[Stored data]
###
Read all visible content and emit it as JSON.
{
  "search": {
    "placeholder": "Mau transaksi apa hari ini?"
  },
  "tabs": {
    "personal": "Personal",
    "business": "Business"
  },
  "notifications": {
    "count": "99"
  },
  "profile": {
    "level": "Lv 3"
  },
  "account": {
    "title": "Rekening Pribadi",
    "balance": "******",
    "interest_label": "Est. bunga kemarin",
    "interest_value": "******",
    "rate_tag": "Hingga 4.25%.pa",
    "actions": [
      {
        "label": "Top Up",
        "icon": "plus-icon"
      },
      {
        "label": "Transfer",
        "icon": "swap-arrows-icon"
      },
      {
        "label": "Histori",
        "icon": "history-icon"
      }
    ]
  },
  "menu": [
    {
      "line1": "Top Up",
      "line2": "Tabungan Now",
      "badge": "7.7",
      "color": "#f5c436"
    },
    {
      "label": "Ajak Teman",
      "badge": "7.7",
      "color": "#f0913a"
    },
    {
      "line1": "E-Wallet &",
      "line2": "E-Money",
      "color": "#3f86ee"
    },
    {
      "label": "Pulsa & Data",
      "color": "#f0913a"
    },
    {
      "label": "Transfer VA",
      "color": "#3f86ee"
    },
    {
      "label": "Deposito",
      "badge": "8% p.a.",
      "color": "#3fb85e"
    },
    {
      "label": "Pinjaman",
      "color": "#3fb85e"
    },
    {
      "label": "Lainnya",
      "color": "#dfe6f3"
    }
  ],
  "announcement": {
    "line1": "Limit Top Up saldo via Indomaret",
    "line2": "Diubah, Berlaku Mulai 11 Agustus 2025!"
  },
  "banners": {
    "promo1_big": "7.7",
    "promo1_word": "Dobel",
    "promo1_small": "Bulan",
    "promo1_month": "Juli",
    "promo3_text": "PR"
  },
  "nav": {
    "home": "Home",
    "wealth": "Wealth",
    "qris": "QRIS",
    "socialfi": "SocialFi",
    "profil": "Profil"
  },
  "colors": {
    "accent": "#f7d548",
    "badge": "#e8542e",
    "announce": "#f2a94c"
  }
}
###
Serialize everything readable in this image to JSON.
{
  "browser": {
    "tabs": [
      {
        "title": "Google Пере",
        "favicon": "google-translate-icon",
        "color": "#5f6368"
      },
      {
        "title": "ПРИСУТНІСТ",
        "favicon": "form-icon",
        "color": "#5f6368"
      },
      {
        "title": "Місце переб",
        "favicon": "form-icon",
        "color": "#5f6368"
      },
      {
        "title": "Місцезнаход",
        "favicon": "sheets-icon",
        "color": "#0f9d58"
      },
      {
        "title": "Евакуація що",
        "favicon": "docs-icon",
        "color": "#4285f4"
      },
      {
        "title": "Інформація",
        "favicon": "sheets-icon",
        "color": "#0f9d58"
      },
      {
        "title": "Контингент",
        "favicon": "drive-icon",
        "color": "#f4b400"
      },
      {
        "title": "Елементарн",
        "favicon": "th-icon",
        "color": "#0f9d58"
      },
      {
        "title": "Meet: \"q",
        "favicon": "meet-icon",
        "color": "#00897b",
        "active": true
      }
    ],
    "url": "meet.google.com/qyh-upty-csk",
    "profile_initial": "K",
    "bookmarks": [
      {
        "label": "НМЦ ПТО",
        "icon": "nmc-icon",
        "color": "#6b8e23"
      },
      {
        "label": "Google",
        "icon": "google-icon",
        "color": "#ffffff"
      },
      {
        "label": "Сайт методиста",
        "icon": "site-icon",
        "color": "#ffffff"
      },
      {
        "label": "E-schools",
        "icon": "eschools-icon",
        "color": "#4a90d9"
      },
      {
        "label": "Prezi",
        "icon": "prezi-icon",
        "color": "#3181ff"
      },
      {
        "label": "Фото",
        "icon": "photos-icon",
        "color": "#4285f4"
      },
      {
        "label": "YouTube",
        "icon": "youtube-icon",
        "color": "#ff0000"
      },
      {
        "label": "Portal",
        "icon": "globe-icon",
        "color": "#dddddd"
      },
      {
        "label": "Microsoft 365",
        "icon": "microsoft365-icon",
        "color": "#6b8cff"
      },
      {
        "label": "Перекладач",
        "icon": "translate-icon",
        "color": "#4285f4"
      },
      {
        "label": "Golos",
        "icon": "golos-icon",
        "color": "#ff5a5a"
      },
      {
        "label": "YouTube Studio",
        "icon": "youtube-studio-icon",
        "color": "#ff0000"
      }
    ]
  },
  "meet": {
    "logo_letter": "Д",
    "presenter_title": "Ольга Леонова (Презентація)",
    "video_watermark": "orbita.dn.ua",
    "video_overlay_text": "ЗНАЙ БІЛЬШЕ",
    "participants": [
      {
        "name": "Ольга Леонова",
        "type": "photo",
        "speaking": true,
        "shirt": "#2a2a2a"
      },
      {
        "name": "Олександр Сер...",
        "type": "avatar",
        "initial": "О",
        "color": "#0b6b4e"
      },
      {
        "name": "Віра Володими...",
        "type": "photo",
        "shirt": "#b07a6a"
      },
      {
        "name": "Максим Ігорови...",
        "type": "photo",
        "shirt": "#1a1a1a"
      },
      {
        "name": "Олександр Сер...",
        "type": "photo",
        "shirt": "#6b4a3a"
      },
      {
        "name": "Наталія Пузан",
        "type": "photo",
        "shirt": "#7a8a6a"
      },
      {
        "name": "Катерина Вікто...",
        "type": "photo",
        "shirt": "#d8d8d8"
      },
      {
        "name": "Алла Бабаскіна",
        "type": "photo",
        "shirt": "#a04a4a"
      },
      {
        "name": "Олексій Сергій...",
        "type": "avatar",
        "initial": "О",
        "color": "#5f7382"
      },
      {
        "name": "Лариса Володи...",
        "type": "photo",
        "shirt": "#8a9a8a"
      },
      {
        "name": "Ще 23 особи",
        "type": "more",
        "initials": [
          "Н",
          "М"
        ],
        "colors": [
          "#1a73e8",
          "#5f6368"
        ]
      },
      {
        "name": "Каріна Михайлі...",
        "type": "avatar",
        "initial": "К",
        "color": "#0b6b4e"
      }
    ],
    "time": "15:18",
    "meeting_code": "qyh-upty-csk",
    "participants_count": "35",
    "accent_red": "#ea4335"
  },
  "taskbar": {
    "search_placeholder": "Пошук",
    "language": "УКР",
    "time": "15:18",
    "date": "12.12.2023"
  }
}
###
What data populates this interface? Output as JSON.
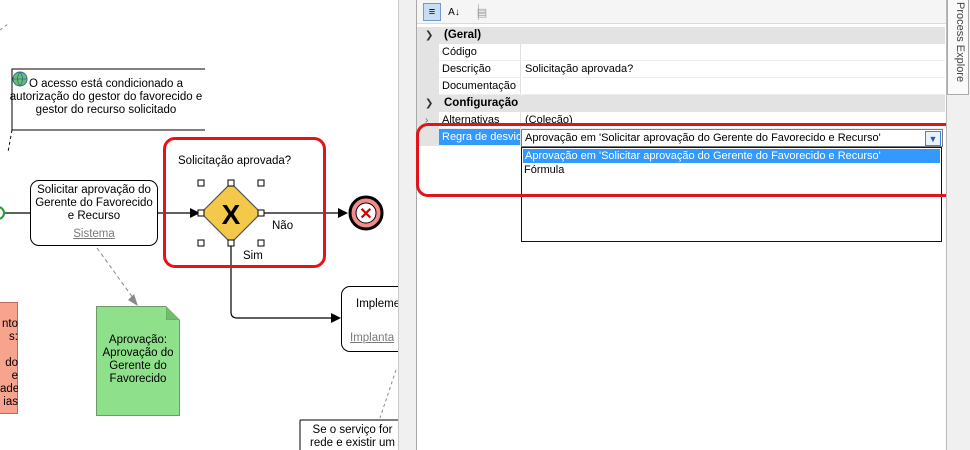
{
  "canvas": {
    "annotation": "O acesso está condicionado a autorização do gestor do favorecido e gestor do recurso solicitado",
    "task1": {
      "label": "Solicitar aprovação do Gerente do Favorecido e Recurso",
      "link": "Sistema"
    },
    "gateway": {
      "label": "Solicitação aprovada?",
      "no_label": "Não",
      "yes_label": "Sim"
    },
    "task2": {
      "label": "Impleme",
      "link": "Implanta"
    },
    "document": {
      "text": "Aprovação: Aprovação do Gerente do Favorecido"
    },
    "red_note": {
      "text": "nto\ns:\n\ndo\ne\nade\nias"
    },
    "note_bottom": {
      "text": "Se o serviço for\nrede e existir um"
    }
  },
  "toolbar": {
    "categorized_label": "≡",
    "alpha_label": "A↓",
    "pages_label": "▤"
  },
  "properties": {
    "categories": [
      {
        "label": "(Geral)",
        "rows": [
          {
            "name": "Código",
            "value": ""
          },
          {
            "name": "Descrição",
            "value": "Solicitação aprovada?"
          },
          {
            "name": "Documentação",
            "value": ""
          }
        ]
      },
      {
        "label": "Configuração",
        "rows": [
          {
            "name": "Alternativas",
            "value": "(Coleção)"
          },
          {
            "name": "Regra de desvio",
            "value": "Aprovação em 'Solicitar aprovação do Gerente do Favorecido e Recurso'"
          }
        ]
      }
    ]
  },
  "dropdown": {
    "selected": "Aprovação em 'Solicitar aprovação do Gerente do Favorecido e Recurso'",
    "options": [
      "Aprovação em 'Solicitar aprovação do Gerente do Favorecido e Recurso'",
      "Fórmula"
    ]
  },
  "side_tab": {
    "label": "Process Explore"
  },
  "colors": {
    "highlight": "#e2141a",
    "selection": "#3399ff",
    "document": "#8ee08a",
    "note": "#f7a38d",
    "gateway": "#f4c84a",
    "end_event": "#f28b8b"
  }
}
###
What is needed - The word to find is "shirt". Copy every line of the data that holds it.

Solution -
        "shirt": "#2a2a2a"
        "shirt": "#b07a6a"
        "shirt": "#1a1a1a"
        "shirt": "#6b4a3a"
        "shirt": "#7a8a6a"
        "shirt": "#d8d8d8"
        "shirt": "#a04a4a"
        "shirt": "#8a9a8a"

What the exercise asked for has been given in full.